The Marks Post: Les chiens jappes pas
It was in late August of 2005 when I first started going to 210 St. Joseph St. for one of J.L. Brignac’s every other Wednesday night supper. I remember we were glued to the TV that night watching Hurricane Katrina churn toward the Gulf Coast.
The following January is when I started going for the AFC and NFC Championship games and for the Super Bowl. About a year later, I started going to J.L.’s every other Sunday for our fantasy football suppers. Then years later was when I started going to suppers there every Wednesday.
Over the years, I heard all the stories about things that would go on at J.L.’s house. Take for example this classic when he couldn’t find his dog, Lucy, years ago on Christmas. His family then arrived at his house, and they all started looking for Lucy. His mom, Hazel, sat down on the sofa later in the day and heard a whimper. They unfolded the sofa bed, and there was Lucy.
The best story about his house has to do with the saga between him and the new women delivery drivers for The Advocate. The saga went on for months and months. He would come to work at the clerk’s office and start fussing because he didn’t get his paper. Then he’d call his neighbor Preston Aucoin and start fussing in French. I vividly remember him screaming out on the phone, “Les chiens jappes pas,” which means “the dogs didn’t bark.”

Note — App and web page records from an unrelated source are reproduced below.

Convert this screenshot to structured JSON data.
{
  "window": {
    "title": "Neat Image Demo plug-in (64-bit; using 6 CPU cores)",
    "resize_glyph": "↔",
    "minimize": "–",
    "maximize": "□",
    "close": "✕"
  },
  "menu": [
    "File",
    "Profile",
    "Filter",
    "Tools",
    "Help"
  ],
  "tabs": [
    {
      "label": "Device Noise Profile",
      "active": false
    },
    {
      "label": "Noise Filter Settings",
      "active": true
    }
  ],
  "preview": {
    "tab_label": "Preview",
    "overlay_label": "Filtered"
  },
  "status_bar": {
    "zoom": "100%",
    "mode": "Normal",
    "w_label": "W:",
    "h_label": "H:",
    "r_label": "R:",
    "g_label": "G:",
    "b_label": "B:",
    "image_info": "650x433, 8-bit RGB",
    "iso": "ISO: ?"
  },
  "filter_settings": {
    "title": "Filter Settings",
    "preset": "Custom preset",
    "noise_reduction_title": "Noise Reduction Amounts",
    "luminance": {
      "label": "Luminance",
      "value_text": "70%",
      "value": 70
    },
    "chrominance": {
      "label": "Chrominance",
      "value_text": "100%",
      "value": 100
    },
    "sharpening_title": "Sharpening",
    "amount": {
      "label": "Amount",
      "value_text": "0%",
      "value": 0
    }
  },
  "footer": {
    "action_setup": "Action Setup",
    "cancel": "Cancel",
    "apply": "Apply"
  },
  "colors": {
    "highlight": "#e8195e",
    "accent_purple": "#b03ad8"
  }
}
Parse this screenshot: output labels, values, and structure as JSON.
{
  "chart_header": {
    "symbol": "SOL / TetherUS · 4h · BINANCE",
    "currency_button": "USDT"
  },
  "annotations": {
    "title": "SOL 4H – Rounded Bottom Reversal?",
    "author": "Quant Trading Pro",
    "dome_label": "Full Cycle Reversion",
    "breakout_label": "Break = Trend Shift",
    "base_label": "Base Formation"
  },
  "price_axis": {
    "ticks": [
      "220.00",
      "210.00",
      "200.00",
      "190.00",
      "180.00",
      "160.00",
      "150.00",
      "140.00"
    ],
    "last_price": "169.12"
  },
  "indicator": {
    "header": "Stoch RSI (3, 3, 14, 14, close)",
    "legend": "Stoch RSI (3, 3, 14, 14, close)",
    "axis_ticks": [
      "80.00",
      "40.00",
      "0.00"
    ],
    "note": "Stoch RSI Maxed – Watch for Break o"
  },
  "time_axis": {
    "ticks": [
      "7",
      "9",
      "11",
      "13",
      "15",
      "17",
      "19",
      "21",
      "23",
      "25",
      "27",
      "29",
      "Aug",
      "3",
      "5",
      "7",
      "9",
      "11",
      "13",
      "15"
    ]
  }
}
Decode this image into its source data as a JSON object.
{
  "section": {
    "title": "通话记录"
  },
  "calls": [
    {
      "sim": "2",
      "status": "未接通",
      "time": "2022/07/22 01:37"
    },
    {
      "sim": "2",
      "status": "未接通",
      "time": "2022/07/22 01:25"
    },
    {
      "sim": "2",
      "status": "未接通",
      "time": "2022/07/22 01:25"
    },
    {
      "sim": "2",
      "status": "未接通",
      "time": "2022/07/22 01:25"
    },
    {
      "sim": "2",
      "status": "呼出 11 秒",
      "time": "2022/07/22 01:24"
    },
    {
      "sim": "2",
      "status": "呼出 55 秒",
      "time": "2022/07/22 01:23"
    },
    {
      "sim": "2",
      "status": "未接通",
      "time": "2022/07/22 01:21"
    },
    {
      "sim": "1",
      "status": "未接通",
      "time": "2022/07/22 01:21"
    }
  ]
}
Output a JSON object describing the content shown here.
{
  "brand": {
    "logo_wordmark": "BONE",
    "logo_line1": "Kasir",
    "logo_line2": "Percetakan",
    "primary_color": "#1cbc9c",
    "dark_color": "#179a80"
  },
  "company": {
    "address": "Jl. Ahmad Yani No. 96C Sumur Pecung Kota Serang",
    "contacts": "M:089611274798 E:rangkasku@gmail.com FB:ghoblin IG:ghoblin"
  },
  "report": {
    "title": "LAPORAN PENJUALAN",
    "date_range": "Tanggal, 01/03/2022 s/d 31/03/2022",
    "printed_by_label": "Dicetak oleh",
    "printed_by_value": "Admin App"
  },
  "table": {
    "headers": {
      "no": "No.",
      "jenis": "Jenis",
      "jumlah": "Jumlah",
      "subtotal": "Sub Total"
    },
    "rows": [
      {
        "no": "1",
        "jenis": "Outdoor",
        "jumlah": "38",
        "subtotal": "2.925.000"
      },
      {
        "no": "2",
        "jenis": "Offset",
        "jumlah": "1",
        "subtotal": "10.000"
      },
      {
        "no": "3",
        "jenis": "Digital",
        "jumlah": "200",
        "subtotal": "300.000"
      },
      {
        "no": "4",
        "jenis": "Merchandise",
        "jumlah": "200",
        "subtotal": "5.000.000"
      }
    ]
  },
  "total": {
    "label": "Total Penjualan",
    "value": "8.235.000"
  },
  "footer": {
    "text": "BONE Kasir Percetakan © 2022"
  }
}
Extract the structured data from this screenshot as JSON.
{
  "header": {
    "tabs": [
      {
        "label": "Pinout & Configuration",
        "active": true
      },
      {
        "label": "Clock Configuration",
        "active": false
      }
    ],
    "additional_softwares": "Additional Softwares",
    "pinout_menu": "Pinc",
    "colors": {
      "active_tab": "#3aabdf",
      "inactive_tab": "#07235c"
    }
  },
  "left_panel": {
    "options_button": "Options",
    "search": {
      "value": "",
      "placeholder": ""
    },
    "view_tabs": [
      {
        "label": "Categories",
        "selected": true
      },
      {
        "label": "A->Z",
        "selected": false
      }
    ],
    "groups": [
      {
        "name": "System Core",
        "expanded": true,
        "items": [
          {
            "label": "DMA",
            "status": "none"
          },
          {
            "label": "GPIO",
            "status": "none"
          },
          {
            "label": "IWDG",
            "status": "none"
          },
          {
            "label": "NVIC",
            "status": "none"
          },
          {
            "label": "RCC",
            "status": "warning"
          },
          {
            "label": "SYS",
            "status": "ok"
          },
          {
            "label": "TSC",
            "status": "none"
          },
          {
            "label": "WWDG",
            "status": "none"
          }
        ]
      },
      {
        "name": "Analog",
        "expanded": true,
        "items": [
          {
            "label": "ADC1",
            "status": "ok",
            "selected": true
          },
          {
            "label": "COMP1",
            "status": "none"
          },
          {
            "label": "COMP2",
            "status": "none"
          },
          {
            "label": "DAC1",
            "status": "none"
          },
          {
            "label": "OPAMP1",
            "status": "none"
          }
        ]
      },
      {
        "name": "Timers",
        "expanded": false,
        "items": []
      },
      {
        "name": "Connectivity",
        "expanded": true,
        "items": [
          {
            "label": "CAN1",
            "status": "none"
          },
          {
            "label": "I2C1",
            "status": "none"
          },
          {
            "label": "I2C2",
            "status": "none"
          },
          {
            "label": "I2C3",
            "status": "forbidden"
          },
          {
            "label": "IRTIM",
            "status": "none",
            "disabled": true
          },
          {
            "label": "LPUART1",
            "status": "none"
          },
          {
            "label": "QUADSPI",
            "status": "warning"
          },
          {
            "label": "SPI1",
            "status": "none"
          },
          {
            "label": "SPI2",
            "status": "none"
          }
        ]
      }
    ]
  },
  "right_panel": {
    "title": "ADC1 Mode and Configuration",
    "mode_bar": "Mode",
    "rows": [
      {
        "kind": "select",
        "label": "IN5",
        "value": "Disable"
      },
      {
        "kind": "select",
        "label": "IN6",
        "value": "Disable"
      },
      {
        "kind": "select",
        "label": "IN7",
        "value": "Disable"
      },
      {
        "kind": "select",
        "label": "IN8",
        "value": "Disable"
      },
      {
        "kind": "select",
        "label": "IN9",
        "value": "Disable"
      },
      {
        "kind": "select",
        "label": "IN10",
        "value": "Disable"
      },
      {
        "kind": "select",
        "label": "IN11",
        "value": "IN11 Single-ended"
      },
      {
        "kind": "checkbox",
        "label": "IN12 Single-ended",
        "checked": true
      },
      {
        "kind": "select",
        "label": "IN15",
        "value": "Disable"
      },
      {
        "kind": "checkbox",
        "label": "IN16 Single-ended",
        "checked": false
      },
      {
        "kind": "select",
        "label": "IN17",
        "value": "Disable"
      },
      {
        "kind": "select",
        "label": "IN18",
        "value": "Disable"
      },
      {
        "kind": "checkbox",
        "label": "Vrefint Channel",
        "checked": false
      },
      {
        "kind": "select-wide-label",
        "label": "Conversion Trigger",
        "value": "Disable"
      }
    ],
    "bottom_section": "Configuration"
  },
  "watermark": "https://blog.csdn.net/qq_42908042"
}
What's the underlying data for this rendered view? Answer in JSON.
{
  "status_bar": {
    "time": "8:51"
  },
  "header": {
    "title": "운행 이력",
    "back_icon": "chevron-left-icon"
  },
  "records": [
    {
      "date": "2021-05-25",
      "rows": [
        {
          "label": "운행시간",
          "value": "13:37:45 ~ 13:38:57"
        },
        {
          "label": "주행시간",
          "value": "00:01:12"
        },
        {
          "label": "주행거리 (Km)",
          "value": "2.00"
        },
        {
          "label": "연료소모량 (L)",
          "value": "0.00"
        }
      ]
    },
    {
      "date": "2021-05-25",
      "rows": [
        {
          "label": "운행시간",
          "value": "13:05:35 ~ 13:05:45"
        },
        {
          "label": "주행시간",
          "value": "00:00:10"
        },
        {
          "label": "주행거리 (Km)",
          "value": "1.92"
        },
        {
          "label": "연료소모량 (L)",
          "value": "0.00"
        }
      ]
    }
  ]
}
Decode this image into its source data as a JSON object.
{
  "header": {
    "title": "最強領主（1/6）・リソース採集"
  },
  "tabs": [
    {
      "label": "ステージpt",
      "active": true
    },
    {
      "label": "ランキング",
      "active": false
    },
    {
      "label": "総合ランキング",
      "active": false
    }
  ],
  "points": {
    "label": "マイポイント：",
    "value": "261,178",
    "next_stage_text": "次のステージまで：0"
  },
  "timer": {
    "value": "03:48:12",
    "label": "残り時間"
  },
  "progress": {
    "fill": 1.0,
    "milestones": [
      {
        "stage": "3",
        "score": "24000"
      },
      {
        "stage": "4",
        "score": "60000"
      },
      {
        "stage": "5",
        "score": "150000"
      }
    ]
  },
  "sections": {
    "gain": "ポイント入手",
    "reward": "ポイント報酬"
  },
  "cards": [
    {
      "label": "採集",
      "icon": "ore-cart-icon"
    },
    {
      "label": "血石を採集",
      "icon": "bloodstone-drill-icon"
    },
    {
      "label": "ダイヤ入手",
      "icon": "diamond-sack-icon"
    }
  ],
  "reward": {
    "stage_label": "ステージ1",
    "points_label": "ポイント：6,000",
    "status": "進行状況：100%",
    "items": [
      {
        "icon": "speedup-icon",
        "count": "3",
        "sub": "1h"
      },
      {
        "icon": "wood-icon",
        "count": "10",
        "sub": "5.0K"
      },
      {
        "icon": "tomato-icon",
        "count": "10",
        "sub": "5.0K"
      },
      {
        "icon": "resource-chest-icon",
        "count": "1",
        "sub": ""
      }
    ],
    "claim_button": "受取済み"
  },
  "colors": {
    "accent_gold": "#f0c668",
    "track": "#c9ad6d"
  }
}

Anyway, the new drivers went deliver his paper midway through a Saturday morning. He came around the corner of his house wearing shorts, no shirt, and a hat. He had blood coming down his arms and was holding a hammer in one hand and knife in the other because he had just finished killing a chicken. He then started screaming at the drivers to stop because he wanted to talk to them. They took one site at him and peeled off because they were so scared, and they hit his dog as they were driving off. The dog, however, was fine after that.
I experienced one of the stories first hand when I went to see about his chickens while J.L. and his family were on vacation at the beach. I got to his house and saw all the chickens in the tree. I don’t know much about chickens, but I know they usually don’t belong in the tree. I realized later they were in the tree because a chicken hawk was flying around plucking off one chicken at a time.
J.L. ended up shooting the chicken hawk with his dad’s old shotgun. I wish I could have been there to watch that, but I am convinced he fed us the chicken hawk on the following Wednesday night.
Weeks later, I was with my family at Disney World, and I had a juicy summer cold. We were taking the bus back from Downtown Disney to our hotel one night when I was hopped up on cold medicine. I was so hopped up that I loudly started telling my sister Haley the story about the chicken hawk. I’m sure all the other people on the bus were thinking “what the heck is this guy talking about?”
I mentioned all this because I went to his house last week for a big 4th of July get-together. His brother, Zig, and sister-in-law, Mitzi, bought his house after he died and did a lot of work. They turned the summer kitchen into a patio area, turned the winter kitchen into the only kitchen in the house, turned the computer area into a bathroom, and turned the formal kitchen into a sewing room. You read that right. J.L.’s house was the only one of its kind with three kitchens.
As Zig was giving me the tour of the house, I felt a little funny because the house looked so different and because memories started flooding back.
I made the comment that J.L. is turning over in his grave knowing all the work that was done to his house. Mitzi replied that he was haunting the house. She said she kept hearing a knock at the new door leading to her she-shed. By the time she would get to the door, nobody was there. That went on at night for a couple months. Logic says it was probably the house settling in after all the work was done, but Sally Baquin confirmed such a haunting while at the house on the 4th of July. She was with Mitzi in the kitchen one day and heard a big knock, but nobody was there.
These alleged ghost stories just add to the many other stories about J.L. and his house. I keep saying I am going to sit down and turn a lot of them into a book. Maybe one day I will. One title I have floating around in my head is none other than “Les chiens jappes pas.”